§ WHAT YOU NEED TO DO
Filter the entries for lines with the word "true".

[Source data]
┌────────

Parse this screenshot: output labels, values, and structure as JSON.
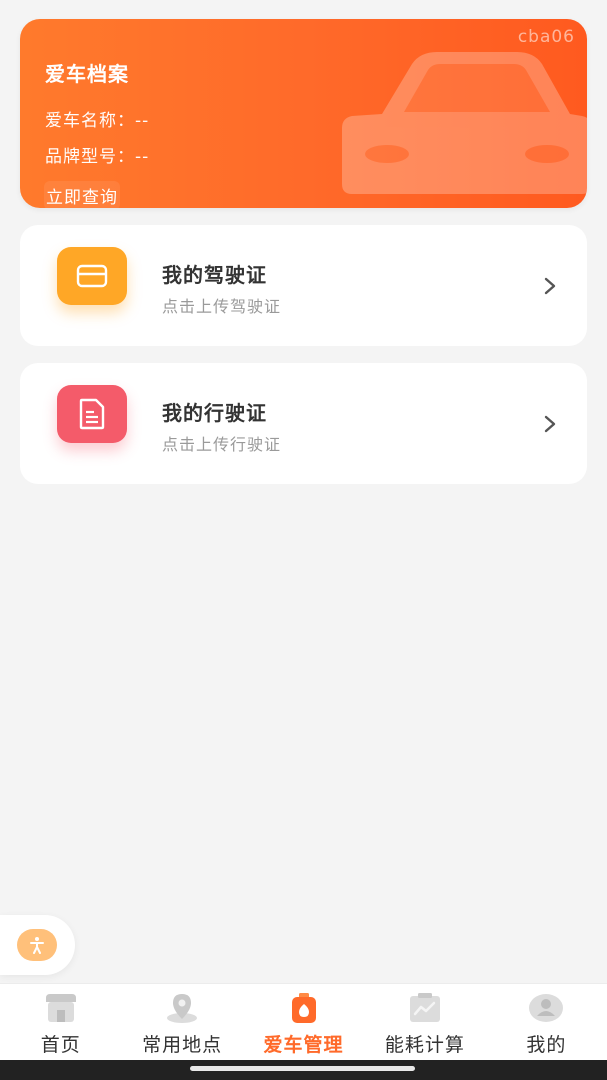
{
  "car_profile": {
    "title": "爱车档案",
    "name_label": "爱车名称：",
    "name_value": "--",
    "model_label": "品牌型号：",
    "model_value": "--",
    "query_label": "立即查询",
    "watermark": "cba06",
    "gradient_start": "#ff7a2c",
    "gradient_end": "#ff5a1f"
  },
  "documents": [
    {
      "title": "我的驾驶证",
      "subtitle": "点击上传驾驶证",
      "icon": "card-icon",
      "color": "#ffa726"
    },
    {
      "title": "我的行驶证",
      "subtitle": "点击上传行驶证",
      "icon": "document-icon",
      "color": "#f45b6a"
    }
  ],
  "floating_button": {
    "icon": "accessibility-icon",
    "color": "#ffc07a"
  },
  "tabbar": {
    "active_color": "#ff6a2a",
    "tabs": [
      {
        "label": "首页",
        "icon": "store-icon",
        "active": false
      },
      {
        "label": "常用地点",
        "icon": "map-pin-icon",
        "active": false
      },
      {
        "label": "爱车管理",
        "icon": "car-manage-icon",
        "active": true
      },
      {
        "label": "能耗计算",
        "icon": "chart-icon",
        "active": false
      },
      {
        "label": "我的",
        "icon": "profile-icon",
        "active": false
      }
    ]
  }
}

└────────
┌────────

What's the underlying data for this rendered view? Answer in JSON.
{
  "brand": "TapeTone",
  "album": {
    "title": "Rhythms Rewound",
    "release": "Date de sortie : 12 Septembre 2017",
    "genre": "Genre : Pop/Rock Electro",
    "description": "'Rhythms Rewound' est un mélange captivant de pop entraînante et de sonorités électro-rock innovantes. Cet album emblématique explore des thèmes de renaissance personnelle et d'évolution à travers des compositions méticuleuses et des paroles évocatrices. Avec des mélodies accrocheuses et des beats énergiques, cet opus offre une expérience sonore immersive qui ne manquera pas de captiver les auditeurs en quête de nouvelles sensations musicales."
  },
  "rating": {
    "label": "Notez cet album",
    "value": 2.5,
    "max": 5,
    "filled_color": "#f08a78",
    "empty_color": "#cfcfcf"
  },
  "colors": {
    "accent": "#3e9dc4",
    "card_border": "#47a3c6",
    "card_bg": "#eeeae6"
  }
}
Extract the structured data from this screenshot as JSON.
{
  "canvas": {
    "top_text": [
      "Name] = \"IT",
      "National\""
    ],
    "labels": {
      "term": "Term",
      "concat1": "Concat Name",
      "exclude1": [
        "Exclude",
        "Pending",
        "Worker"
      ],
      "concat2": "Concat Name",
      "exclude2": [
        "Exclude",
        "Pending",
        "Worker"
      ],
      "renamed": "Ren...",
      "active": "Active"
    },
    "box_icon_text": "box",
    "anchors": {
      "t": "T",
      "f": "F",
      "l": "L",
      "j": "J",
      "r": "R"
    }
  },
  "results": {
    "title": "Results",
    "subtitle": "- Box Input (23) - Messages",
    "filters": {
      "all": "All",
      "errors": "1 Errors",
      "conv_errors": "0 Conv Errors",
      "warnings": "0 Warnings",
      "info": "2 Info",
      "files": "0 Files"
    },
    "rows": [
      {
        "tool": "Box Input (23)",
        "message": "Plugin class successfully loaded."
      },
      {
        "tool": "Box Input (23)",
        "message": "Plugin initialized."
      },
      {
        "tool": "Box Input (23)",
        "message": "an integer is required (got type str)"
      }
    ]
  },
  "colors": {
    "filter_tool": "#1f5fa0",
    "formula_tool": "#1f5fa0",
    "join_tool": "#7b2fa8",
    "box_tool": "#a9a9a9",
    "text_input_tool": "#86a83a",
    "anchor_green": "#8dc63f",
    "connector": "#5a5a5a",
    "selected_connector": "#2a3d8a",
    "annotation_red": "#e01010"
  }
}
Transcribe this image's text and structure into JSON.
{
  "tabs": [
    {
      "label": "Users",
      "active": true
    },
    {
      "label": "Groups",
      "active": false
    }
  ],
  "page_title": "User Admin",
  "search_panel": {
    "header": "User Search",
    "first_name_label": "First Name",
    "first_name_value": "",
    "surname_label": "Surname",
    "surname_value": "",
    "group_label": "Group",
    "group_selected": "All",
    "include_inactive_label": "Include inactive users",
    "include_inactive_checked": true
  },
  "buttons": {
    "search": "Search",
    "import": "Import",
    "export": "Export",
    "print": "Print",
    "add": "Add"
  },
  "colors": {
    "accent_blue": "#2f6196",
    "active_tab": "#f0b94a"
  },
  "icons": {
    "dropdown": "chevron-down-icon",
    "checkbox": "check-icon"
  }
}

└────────
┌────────

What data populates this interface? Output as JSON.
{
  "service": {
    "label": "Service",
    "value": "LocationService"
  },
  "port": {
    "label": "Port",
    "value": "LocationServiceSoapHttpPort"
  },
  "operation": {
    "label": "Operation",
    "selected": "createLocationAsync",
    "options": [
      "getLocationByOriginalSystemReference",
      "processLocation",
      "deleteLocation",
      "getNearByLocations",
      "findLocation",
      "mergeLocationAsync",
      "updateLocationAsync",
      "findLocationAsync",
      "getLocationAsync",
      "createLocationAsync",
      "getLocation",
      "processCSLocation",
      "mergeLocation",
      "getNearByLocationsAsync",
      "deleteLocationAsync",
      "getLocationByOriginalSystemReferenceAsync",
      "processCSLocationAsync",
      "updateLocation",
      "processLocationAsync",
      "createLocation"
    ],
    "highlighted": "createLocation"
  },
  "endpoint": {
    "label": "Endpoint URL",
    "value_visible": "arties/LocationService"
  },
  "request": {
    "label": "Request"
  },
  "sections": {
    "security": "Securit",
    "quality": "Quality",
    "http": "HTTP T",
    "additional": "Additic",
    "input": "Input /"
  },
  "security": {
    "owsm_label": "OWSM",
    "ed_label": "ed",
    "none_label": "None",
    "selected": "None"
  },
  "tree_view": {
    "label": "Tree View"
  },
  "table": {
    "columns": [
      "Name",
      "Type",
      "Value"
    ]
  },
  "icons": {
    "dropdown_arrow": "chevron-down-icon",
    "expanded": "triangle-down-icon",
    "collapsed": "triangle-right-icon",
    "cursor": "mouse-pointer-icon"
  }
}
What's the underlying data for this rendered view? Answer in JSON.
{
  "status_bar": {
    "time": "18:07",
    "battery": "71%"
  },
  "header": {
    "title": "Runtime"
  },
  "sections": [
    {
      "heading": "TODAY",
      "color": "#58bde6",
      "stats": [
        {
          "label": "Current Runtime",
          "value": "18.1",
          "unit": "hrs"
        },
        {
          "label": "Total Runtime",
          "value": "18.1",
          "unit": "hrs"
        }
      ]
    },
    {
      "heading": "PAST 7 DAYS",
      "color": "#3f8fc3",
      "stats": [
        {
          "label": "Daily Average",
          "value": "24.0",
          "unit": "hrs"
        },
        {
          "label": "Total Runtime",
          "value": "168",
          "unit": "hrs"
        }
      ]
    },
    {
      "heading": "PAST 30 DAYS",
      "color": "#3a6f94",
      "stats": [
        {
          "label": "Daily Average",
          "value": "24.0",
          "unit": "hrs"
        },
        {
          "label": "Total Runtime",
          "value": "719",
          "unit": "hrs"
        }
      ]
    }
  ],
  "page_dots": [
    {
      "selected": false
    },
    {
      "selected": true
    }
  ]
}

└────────

§ YOUR SOLUTION
        "active": true
      "active": true
    "include_inactive_checked": true
      "selected": true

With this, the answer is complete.